Though this tactical schematic is the brainchild of Löw, he must take responsibility for its shortcomings, it is Müller’s qualities as a footballer that demand its institution. Incapable of providing enough width on his own without a marauding right back, his very survival and utilisation in the team are predicated on this approach remaining a constant. It is a constant which now needs to be scrapped for the rest of the tournament, however long Germany are privileged to take part in it. Indeed, it may be time to come to grips with the reality that Müller may need to be dropped from the team in a bid to rectify what has been a troublesome campaign.
As stated before, football continues to evolve, and it should be time for Löw to do the same. With the squad depth at his disposal, there are options that can be called upon; there are new blueprints that can be drawn up. Though he has featured for less than 15 minutes total, Brandt offers a different option to the Bavarian, one with far more balance and more in his locker.

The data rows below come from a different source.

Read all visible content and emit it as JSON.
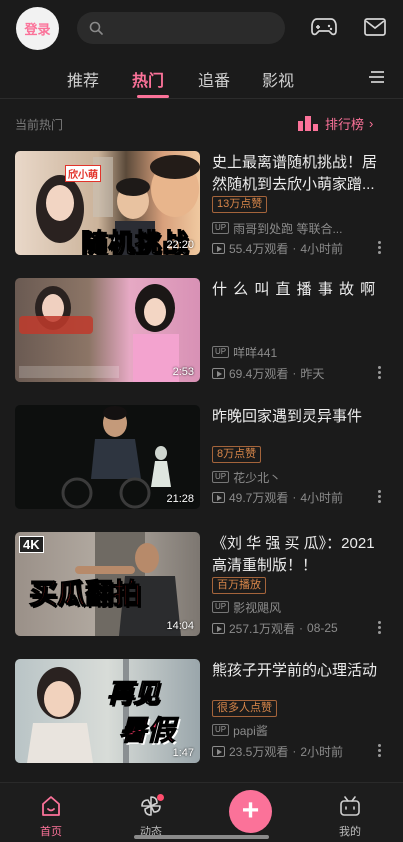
{
  "header": {
    "login_label": "登录",
    "icons": [
      "search-icon",
      "game-controller-icon",
      "mail-icon"
    ]
  },
  "tabs": [
    {
      "label": "推荐",
      "active": false
    },
    {
      "label": "热门",
      "active": true
    },
    {
      "label": "追番",
      "active": false
    },
    {
      "label": "影视",
      "active": false
    }
  ],
  "section": {
    "title": "当前热门",
    "rank_label": "排行榜"
  },
  "videos": [
    {
      "title": "史上最离谱随机挑战！居然随机到去欣小萌家蹭...",
      "duration": "22:20",
      "badge": "13万点赞",
      "author": "雨哥到处跑 等联合...",
      "views": "55.4万观看",
      "time": "4小时前"
    },
    {
      "title": "什 么 叫 直 播 事 故 啊",
      "duration": "2:53",
      "badge": "",
      "author": "咩咩441",
      "views": "69.4万观看",
      "time": "昨天"
    },
    {
      "title": "昨晚回家遇到灵异事件",
      "duration": "21:28",
      "badge": "8万点赞",
      "author": "花少北丶",
      "views": "49.7万观看",
      "time": "4小时前"
    },
    {
      "title": "《刘 华 强 买 瓜》：2021高清重制版！！",
      "duration": "14:04",
      "badge": "百万播放",
      "author": "影视飓风",
      "views": "257.1万观看",
      "time": "08-25"
    },
    {
      "title": "熊孩子开学前的心理活动",
      "duration": "1:47",
      "badge": "很多人点赞",
      "author": "papi酱",
      "views": "23.5万观看",
      "time": "2小时前"
    }
  ],
  "thumb_text": {
    "v1_overlay": "随机挑战",
    "v1_tag": "欣小萌",
    "v4_overlay": "买瓜翻拍",
    "v4_tag": "4K",
    "v5_line1": "再见",
    "v5_line2": "暑假"
  },
  "bottom_nav": [
    {
      "label": "首页",
      "active": true
    },
    {
      "label": "动态",
      "active": false
    },
    {
      "label": "我的",
      "active": false
    }
  ],
  "colors": {
    "accent": "#fb7299",
    "badge": "#d9874a",
    "background": "#1b1b1b"
  }
}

There is no taking away how important Müller has been to the team since his 2010 debut, and no one can speak against his ability as a player. In Brandt however, Germany would be afforded an attacking player capable of tucking centrally when necessary, but also being able to stretch play out wide without relying on an overlapping run. His technical ability on the ball outshines his counterpart, and he is well capable of beating his marker one on one in isolation far more regularly than Müller can, who so often is reliant on a ball through the lines or over the top. Brandt is also creative in his own right and as we have seen already (for those of you who do not watch Leverkusen regularly), he has an eye for goal from range.
Most important of all is the decreased reliance on Kimmich to manufacture width that would shield Germany from being constantly hit on the counter-attack down their right flank. This must now be priority one, especially with the penultimate group stage match coming against a South Korea side who possess a good amount of pace, especially through Tottenham’s Son Heung-min. Müller may not have to be dropped from the team to achieve this however, as his most steadfast supporters would postulate using him in the number 10 hole as a secondary striker rather than a center of creativity. Such a deployment would still allow for Brandt to take up station on the right side of the attack, but such a move would be predicated around whether Löw intends to stick with Julian Draxler or reinstate Mesut Özil into the team.
No matter what happens, supporters can take solace in the fact that there are options. Germany boasts one of the deepest squads in the tournament in terms of quality and flexibility. What the powers that be must remain cognizant of is the importance of the team over the individual; the collective must be given a chance to achieve the acceptable – and expected – levels of performance. Löw must make many hard decisions in the run-up to their date with destiny in Kazan, and one of them may have to be dropping a faithful servant.
It’s not personal, it’s strictly business.
By Andrew Thompson.